TRY IT -
In the entries below, tally the lines that contain the string "woodwhales", then state that number alone.

RECORDS SUPPLIED -

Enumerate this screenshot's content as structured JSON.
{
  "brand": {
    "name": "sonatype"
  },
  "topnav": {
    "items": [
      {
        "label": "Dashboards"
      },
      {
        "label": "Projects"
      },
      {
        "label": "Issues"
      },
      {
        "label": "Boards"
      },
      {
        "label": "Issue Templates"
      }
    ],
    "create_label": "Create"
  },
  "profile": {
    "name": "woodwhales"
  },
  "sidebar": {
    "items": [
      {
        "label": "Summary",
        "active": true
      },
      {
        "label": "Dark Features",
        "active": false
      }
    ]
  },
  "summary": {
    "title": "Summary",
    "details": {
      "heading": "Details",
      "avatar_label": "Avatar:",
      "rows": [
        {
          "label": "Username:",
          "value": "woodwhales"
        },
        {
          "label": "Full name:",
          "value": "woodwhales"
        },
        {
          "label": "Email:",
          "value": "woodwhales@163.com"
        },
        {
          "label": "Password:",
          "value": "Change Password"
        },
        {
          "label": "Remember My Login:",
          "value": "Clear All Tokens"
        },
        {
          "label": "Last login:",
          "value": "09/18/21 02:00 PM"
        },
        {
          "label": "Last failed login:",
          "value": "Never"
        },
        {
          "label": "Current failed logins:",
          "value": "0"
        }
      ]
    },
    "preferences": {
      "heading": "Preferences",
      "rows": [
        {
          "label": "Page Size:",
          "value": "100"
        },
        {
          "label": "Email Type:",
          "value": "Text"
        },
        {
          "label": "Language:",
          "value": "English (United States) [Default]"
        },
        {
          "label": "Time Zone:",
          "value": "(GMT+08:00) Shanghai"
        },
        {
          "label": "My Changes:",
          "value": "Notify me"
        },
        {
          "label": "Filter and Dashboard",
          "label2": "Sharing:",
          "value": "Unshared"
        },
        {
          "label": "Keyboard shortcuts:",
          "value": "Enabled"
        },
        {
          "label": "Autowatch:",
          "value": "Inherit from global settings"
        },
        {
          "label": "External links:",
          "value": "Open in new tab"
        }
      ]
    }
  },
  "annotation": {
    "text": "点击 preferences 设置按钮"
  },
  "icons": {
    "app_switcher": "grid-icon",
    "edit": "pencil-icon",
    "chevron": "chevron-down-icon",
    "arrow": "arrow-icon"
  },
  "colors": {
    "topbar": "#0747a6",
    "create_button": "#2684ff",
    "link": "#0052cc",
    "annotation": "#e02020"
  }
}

OUTPUT OF THE TASK -
4